But if it helps, I’ll tell you this much. I think  Arnold Rothstein should be in the Hall of Fame, and until that injustice is righted, I will feel as though the Hall is incomplete and flawed, and I’m damned unhappy about it.

See? I got in the spirit of the thing.

The four Super Bowl storylines everybody will be talking about


The four Super Bowl storylines everybody will be talking about

The Monday after the conference championships is devoted to replaying the games we already saw, but Tuesday is devoted to the assembling of the narratives that we will weary of no later than Friday.

And while football purists and gamblers, two demographics on the opposite ends of the Moebius strip of degeneracy, will cheerily break the game down to its molecular level, the rest of us will resort to a few tired carthorses to get us to the start of our individual Super Bowl parties.
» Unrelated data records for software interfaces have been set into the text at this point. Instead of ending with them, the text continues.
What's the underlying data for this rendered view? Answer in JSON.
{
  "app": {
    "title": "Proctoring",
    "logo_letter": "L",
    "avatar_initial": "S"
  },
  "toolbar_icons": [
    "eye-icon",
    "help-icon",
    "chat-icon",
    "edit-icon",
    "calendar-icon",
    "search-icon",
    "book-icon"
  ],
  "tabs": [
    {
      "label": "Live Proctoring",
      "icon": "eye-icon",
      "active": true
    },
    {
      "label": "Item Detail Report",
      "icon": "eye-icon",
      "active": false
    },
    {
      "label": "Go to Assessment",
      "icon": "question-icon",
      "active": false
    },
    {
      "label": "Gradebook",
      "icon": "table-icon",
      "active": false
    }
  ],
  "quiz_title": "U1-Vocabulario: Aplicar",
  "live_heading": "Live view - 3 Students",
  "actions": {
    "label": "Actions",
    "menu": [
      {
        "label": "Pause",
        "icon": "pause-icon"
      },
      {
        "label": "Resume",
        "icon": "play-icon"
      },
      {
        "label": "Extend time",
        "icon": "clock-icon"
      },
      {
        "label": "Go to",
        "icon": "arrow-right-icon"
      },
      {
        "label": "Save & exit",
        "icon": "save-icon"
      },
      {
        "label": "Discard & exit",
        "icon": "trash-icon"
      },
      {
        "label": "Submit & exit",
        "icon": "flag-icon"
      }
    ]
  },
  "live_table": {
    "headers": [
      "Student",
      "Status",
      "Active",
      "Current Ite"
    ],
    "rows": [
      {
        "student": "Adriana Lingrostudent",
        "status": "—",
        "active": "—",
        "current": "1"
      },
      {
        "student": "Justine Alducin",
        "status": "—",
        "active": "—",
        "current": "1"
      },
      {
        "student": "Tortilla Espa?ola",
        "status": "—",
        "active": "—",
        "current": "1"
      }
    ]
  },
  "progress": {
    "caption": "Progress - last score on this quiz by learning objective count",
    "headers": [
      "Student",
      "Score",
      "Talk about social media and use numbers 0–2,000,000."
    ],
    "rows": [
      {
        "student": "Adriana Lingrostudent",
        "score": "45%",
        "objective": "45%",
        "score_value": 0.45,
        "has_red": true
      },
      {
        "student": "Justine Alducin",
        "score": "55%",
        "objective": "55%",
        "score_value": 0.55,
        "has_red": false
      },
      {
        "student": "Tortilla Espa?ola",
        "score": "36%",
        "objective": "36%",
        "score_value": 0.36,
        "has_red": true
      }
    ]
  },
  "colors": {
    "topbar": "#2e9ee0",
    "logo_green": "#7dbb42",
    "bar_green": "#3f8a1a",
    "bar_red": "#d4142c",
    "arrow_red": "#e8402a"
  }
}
This will be an argument with no resolution, as those who see history as preordination will see New England as invulnerable, pointing to their record, Philadelphia’s record, and the comfort of the mortal lock. But if it helps you maintain suspense, the Patriots have never won, or even played in, a Super Bowl with a margin as high as a touchdown – the margins have been 3, 3, 3, 4, 4 and 6 in overtime. In short, Bill Belichick’s brain, while always impressive, has never been an overwhelming presence against John Fox, Andy Reid, Tom Coughlin, Pete Carroll or Dan Quinn.

In other words, luck matters, and luck is good.


This is ridiculous because the Patriots are in painting-the-gold-bar-gold territory. People long ago made up their minds on Belichick, Tom Brady, Bob Kraft and the rest of the shifting cast of characters – they are either brilliant exemplars, or nefarious cheaters, or both. That’s the great thing about the Patriots – they can be heroes, villains and metaphors for 21st Century America, depending on what you decide. But their place as football figures has long ago been decided, this game will change none of that, and the only thing left is what to carve on the statues.


There are lots of Americas out there, as we are learning every day, and more people probably are rooting for the Eagles just to see something different. That’s not the way to bet, I grant you, but the best way to handle these next two weeks if you do not wear either New England or Philadelphia jerseys is to say nothing. These are two fan bases with reputations, if you know what we mean, and even if you come across gentle souls with a rooting interest, play the percentages. Even the nice ones can turn at any moment.

And finally, JIMMY GAROPPOLO. This discussion only matters of Bob Kraft cops to telling Belichick he ordered him to be moved. Which he won't, damn his eyes. And if Brady looks good next Sunday, they'll take credit for a brilliant move that saved the franchise because history always works best in the rear-view mirror.